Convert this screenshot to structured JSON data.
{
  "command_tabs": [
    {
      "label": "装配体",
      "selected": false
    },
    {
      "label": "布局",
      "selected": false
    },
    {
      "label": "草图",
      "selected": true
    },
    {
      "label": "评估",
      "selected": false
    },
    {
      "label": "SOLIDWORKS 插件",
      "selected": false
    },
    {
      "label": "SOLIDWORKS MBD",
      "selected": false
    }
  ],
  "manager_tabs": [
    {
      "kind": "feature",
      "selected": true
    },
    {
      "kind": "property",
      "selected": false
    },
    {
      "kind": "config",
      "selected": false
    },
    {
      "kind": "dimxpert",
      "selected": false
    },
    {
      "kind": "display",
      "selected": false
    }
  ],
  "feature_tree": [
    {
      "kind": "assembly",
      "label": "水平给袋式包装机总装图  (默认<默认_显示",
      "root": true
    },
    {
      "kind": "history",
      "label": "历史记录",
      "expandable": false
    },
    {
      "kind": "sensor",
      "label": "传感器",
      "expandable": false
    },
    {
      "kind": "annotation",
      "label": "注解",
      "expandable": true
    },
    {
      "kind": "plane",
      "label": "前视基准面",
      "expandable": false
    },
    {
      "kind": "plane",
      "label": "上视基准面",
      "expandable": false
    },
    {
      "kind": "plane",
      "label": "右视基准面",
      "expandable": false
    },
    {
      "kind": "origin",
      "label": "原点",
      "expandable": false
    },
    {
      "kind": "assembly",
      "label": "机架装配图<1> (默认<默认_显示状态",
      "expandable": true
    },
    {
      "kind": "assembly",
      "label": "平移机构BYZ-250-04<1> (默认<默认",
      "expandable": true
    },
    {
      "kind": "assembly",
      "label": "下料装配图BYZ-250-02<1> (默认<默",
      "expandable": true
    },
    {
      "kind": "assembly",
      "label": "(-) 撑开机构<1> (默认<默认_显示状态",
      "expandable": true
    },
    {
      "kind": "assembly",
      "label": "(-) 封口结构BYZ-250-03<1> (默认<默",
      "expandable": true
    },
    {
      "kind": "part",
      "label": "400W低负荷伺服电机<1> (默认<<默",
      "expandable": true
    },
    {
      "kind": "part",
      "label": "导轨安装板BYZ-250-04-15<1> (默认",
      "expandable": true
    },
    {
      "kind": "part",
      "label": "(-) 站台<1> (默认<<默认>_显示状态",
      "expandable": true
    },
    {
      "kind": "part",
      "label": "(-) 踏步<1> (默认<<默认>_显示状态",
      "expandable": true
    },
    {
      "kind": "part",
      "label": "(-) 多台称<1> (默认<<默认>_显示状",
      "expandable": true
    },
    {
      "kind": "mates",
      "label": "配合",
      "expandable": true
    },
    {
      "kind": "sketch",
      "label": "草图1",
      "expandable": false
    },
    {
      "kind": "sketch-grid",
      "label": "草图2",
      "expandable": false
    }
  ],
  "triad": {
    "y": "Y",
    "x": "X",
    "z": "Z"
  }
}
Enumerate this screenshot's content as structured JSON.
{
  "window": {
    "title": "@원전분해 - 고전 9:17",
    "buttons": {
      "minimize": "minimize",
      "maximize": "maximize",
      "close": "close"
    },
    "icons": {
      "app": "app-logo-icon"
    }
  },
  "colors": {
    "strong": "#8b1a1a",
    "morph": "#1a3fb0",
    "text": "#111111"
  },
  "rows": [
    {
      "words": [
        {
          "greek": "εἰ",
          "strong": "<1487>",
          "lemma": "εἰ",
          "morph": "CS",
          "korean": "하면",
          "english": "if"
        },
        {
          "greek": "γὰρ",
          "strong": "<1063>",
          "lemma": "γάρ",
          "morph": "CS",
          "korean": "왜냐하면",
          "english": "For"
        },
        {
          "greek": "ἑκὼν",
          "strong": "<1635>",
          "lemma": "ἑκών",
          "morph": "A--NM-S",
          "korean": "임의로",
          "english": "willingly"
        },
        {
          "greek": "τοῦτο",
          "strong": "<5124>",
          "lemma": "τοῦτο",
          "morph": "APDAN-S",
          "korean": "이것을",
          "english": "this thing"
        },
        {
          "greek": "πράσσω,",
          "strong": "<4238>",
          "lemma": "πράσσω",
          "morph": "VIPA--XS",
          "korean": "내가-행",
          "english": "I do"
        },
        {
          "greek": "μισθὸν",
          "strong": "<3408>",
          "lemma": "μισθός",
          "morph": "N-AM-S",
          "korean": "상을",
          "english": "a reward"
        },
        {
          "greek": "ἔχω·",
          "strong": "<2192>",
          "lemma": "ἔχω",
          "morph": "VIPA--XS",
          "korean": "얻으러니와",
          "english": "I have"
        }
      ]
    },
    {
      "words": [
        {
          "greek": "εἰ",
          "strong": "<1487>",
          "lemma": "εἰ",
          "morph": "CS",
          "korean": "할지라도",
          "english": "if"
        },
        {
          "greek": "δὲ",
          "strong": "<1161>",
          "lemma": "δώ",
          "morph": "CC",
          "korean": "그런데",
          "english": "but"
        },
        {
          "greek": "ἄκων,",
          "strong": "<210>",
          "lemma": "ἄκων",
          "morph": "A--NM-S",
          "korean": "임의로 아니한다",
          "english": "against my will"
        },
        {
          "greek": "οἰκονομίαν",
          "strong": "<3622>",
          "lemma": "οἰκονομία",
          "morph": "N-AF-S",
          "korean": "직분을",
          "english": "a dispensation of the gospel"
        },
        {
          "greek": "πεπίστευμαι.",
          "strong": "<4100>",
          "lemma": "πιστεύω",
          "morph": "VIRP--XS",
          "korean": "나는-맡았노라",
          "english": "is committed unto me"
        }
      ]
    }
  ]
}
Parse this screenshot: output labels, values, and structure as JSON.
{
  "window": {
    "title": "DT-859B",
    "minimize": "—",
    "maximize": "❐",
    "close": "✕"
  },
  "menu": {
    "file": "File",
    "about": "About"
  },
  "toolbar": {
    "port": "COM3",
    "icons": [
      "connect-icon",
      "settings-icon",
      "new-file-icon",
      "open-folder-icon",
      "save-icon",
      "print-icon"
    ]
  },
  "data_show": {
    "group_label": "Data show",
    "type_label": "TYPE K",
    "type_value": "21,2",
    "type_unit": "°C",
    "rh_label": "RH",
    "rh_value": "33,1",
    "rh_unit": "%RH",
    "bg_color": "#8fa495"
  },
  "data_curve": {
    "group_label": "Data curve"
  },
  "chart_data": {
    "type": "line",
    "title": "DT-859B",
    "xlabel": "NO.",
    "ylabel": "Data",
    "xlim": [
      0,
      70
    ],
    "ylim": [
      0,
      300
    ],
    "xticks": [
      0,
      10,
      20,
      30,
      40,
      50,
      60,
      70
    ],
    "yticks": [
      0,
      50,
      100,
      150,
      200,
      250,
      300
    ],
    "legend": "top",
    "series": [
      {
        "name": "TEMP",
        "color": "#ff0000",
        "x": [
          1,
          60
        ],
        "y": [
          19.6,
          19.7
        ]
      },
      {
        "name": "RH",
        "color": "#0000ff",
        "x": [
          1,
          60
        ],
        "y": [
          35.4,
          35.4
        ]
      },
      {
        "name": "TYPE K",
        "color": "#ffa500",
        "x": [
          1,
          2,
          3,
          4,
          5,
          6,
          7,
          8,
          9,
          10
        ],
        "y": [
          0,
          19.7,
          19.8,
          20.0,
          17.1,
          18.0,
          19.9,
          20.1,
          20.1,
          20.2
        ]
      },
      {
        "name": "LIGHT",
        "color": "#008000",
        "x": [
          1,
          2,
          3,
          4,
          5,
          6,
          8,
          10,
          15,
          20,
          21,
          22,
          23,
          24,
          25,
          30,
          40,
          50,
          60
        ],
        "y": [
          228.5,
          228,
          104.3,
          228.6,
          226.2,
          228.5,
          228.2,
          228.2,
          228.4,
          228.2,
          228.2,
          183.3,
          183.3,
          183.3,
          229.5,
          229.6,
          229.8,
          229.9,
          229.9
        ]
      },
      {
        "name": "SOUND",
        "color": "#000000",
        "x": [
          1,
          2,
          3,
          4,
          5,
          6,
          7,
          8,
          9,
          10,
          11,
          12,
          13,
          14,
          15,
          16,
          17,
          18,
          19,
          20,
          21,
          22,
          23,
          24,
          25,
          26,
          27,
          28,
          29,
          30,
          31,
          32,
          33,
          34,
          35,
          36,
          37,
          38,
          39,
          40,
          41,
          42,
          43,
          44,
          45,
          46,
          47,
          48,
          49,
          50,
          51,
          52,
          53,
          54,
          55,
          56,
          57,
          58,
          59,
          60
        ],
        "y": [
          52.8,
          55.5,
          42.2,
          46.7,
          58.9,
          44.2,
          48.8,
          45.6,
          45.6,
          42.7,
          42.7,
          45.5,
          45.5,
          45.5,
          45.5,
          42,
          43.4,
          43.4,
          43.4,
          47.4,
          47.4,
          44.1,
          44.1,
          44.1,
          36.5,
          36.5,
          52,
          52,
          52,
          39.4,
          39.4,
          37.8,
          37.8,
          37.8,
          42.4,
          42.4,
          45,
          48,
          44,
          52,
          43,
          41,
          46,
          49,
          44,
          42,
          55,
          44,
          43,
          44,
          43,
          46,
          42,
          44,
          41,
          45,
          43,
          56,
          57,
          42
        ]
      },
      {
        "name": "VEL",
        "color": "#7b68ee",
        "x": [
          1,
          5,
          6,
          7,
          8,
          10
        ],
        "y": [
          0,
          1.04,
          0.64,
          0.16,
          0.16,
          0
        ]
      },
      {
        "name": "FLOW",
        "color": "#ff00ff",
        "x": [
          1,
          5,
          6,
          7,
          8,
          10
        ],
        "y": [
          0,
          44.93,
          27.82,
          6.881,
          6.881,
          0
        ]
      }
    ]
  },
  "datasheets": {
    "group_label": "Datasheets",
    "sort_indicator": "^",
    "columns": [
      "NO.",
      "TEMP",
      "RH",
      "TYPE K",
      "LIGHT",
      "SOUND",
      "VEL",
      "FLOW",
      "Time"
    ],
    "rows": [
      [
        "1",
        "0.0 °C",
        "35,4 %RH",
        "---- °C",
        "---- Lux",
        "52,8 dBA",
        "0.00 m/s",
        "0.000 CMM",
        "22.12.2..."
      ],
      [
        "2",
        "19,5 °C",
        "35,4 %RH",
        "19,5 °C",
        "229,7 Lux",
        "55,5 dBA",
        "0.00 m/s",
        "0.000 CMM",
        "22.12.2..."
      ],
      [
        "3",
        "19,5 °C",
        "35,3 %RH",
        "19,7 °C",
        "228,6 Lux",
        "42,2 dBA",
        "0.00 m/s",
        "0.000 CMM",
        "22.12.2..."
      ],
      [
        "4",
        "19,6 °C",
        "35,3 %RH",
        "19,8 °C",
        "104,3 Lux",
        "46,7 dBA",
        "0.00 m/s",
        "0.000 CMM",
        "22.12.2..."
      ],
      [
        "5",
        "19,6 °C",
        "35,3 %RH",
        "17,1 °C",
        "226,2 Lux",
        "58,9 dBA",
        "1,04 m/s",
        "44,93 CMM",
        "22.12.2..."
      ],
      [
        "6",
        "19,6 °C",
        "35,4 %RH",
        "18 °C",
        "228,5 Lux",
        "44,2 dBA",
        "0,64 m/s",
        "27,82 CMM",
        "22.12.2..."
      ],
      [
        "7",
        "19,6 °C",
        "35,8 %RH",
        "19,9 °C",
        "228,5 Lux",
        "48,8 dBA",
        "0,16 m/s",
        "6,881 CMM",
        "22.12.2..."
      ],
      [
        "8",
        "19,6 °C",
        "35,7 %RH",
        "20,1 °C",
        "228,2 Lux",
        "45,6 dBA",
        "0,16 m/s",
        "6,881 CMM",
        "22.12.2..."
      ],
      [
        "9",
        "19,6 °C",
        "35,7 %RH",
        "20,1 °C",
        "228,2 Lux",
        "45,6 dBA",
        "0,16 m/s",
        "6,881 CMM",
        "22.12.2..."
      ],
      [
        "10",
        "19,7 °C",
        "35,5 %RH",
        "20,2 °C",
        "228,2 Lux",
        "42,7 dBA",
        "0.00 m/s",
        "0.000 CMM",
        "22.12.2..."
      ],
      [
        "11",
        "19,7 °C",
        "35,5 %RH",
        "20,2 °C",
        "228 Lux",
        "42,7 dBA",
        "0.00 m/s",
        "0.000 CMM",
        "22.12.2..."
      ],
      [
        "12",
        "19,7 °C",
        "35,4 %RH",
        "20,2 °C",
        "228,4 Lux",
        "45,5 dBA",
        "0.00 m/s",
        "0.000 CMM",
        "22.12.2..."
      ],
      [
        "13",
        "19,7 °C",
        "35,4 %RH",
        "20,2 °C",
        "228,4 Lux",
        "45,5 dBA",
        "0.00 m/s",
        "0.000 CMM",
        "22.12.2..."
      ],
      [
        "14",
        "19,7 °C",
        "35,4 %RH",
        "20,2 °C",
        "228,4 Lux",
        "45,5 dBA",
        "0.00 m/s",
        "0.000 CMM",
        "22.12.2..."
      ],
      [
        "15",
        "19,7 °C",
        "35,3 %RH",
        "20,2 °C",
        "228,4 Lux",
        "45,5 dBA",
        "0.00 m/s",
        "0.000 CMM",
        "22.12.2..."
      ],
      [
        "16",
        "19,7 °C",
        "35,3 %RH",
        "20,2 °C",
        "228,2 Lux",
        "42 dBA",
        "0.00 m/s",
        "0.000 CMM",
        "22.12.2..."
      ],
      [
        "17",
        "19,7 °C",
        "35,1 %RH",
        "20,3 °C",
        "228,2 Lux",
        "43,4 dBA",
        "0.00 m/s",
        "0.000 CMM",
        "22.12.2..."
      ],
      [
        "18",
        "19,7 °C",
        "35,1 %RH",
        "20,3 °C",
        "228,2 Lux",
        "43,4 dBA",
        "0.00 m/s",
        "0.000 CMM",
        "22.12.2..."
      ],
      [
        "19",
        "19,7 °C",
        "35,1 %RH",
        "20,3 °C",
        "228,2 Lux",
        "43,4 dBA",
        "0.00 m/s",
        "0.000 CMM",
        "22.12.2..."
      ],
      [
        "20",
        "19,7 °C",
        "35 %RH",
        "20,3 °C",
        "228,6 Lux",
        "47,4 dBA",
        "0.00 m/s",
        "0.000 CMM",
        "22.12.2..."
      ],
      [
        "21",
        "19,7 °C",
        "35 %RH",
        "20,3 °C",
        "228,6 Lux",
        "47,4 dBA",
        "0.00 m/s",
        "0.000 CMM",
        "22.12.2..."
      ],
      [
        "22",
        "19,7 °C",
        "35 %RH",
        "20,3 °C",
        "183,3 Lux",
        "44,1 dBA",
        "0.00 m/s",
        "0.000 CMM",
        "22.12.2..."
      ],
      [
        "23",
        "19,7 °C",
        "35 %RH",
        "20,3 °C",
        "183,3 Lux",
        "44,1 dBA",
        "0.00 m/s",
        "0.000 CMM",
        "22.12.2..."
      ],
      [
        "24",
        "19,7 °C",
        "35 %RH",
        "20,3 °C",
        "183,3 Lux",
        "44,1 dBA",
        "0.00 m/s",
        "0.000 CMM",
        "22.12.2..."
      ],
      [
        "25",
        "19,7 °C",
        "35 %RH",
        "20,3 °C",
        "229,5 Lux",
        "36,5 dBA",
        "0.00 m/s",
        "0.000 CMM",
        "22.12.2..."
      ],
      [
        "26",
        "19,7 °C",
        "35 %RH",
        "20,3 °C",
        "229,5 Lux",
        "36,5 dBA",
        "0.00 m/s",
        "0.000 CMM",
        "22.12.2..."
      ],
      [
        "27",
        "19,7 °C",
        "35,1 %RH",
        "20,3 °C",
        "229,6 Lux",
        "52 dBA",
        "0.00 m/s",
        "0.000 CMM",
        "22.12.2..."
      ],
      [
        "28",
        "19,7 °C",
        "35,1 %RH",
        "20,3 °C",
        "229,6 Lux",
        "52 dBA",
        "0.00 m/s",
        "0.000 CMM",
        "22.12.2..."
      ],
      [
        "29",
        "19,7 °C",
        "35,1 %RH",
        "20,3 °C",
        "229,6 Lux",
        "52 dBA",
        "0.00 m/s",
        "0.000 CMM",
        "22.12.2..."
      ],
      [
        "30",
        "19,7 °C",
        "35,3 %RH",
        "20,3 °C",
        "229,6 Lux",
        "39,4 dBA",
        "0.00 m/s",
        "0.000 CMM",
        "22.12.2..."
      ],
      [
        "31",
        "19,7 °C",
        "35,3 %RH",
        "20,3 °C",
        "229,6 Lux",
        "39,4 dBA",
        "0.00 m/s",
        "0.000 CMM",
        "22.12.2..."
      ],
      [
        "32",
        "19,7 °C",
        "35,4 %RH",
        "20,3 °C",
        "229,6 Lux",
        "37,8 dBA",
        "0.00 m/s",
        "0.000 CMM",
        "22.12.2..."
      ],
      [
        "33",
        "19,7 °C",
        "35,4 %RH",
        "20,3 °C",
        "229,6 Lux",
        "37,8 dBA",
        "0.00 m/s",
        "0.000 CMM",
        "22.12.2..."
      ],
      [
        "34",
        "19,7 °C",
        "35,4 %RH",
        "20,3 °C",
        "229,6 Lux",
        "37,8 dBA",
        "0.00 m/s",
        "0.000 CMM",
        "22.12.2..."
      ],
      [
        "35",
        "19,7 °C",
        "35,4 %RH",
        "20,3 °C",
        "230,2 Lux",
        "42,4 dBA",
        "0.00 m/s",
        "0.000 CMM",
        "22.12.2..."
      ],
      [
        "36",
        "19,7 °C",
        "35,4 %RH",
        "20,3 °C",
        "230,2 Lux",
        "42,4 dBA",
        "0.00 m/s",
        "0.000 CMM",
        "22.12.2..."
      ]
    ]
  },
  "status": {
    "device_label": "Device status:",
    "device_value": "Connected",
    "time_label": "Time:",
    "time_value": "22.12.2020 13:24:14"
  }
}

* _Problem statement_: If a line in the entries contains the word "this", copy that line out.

* _Task answer_:
Convert this screenshot to structured JSON data.
Enumerate this screenshot's content as structured JSON.
          "english": "this thing"
Parse this screenshot: output labels, values, and structure as JSON.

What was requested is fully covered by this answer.